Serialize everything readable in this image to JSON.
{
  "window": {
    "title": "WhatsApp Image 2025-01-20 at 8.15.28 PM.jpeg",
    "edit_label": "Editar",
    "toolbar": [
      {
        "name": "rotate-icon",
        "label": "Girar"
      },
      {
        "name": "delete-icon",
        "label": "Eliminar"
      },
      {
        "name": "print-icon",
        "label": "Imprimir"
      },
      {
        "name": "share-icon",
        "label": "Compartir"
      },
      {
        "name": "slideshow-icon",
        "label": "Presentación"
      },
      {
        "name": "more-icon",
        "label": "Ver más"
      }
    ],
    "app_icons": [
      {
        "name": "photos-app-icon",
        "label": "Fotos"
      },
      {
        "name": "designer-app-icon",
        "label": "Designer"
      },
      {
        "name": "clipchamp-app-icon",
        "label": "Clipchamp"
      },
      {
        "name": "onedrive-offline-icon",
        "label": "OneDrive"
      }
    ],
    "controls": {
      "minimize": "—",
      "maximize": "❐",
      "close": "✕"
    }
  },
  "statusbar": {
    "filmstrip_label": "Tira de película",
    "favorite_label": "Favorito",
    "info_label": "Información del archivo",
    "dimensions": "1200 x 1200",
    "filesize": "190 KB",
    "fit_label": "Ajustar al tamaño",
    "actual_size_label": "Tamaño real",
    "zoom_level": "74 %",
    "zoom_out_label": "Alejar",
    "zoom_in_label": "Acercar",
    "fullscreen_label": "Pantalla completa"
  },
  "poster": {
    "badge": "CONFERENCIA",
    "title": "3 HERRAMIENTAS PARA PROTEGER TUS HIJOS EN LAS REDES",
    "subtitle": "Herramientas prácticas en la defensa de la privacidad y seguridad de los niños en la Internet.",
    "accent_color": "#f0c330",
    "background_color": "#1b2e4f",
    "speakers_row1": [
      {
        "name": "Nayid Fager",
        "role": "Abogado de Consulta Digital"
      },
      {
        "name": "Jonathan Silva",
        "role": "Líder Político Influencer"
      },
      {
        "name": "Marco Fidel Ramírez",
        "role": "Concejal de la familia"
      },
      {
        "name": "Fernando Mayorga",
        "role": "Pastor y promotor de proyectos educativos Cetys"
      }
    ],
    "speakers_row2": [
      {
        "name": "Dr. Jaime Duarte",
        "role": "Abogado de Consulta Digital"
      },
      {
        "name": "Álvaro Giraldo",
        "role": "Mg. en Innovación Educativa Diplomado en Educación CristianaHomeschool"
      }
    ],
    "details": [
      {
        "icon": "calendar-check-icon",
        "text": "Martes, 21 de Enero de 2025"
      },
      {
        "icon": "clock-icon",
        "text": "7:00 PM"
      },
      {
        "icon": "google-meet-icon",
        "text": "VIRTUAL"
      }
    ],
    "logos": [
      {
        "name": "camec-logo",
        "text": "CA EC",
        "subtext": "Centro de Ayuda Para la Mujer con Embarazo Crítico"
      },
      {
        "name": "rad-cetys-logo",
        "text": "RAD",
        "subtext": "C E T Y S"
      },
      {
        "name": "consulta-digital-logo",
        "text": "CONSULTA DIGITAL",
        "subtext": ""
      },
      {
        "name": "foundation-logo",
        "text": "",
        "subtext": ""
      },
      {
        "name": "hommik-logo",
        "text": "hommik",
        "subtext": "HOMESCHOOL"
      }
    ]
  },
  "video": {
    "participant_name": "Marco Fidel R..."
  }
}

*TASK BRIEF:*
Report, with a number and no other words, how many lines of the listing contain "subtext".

*SOLUTION FOR THIS TASK:*
5